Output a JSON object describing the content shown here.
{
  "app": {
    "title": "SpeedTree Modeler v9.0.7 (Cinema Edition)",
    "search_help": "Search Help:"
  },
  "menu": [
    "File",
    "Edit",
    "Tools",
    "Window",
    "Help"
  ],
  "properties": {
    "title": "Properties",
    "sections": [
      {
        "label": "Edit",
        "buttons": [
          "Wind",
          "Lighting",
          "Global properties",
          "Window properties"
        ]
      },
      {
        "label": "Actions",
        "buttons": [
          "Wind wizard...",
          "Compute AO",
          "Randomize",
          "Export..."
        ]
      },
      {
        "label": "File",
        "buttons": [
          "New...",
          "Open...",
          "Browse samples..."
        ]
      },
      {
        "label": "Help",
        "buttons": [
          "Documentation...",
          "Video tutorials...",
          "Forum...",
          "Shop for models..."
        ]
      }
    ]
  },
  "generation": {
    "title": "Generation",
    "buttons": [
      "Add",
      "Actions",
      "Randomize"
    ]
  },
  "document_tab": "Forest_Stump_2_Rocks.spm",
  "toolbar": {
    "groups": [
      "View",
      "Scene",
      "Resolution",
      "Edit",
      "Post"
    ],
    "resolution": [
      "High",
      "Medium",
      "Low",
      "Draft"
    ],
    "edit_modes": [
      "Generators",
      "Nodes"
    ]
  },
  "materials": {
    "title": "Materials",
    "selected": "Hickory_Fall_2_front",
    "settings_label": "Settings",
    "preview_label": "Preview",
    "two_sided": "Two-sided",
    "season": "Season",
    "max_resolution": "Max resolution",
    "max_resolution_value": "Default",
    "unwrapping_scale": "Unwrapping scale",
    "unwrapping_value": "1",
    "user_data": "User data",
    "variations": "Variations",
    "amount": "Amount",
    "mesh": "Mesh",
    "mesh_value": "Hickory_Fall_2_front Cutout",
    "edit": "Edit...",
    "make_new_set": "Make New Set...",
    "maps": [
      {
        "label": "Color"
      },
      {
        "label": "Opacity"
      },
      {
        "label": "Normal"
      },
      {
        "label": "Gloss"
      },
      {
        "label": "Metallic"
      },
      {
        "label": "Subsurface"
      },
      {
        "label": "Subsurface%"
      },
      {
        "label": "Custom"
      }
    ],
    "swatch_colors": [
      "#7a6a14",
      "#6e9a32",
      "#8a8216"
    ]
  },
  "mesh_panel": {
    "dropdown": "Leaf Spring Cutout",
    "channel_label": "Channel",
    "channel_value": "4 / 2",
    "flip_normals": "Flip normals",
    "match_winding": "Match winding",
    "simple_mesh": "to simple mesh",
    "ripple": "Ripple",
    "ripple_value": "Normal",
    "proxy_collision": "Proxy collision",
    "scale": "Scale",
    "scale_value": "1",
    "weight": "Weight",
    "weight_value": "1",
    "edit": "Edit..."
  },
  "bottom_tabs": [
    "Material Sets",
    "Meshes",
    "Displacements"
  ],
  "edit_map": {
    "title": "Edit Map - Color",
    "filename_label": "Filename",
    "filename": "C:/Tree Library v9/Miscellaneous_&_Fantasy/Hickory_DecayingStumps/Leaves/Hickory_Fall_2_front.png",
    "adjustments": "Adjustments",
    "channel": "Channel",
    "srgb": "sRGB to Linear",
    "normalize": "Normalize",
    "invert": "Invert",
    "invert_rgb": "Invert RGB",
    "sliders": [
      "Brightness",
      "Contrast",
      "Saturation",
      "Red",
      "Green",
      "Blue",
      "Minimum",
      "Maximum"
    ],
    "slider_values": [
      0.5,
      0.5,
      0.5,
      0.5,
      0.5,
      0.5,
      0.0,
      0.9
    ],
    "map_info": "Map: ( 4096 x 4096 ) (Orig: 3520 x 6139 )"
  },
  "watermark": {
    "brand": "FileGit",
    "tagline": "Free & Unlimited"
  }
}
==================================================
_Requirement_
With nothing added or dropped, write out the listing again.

_Written reply_
Output a JSON object describing the content shown here.
{
  "app": {
    "title": "SpeedTree Modeler v9.0.7 (Cinema Edition)",
    "search_help": "Search Help:"
  },
  "menu": [
    "File",
    "Edit",
    "Tools",
    "Window",
    "Help"
  ],
  "properties": {
    "title": "Properties",
    "sections": [
      {
        "label": "Edit",
        "buttons": [
          "Wind",
          "Lighting",
          "Global properties",
          "Window properties"
        ]
      },
      {
        "label": "Actions",
        "buttons": [
          "Wind wizard...",
          "Compute AO",
          "Randomize",
          "Export..."
        ]
      },
      {
        "label": "File",
        "buttons": [
          "New...",
          "Open...",
          "Browse samples..."
        ]
      },
      {
        "label": "Help",
        "buttons": [
          "Documentation...",
          "Video tutorials...",
          "Forum...",
          "Shop for models..."
        ]
      }
    ]
  },
  "generation": {
    "title": "Generation",
    "buttons": [
      "Add",
      "Actions",
      "Randomize"
    ]
  },
  "document_tab": "Forest_Stump_2_Rocks.spm",
  "toolbar": {
    "groups": [
      "View",
      "Scene",
      "Resolution",
      "Edit",
      "Post"
    ],
    "resolution": [
      "High",
      "Medium",
      "Low",
      "Draft"
    ],
    "edit_modes": [
      "Generators",
      "Nodes"
    ]
  },
  "materials": {
    "title": "Materials",
    "selected": "Hickory_Fall_2_front",
    "settings_label": "Settings",
    "preview_label": "Preview",
    "two_sided": "Two-sided",
    "season": "Season",
    "max_resolution": "Max resolution",
    "max_resolution_value": "Default",
    "unwrapping_scale": "Unwrapping scale",
    "unwrapping_value": "1",
    "user_data": "User data",
    "variations": "Variations",
    "amount": "Amount",
    "mesh": "Mesh",
    "mesh_value": "Hickory_Fall_2_front Cutout",
    "edit": "Edit...",
    "make_new_set": "Make New Set...",
    "maps": [
      {
        "label": "Color"
      },
      {
        "label": "Opacity"
      },
      {
        "label": "Normal"
      },
      {
        "label": "Gloss"
      },
      {
        "label": "Metallic"
      },
      {
        "label": "Subsurface"
      },
      {
        "label": "Subsurface%"
      },
      {
        "label": "Custom"
      }
    ],
    "swatch_colors": [
      "#7a6a14",
      "#6e9a32",
      "#8a8216"
    ]
  },
  "mesh_panel": {
    "dropdown": "Leaf Spring Cutout",
    "channel_label": "Channel",
    "channel_value": "4 / 2",
    "flip_normals": "Flip normals",
    "match_winding": "Match winding",
    "simple_mesh": "to simple mesh",
    "ripple": "Ripple",
    "ripple_value": "Normal",
    "proxy_collision": "Proxy collision",
    "scale": "Scale",
    "scale_value": "1",
    "weight": "Weight",
    "weight_value": "1",
    "edit": "Edit..."
  },
  "bottom_tabs": [
    "Material Sets",
    "Meshes",
    "Displacements"
  ],
  "edit_map": {
    "title": "Edit Map - Color",
    "filename_label": "Filename",
    "filename": "C:/Tree Library v9/Miscellaneous_&_Fantasy/Hickory_DecayingStumps/Leaves/Hickory_Fall_2_front.png",
    "adjustments": "Adjustments",
    "channel": "Channel",
    "srgb": "sRGB to Linear",
    "normalize": "Normalize",
    "invert": "Invert",
    "invert_rgb": "Invert RGB",
    "sliders": [
      "Brightness",
      "Contrast",
      "Saturation",
      "Red",
      "Green",
      "Blue",
      "Minimum",
      "Maximum"
    ],
    "slider_values": [
      0.5,
      0.5,
      0.5,
      0.5,
      0.5,
      0.5,
      0.0,
      0.9
    ],
    "map_info": "Map: ( 4096 x 4096 ) (Orig: 3520 x 6139 )"
  },
  "watermark": {
    "brand": "FileGit",
    "tagline": "Free & Unlimited"
  }
}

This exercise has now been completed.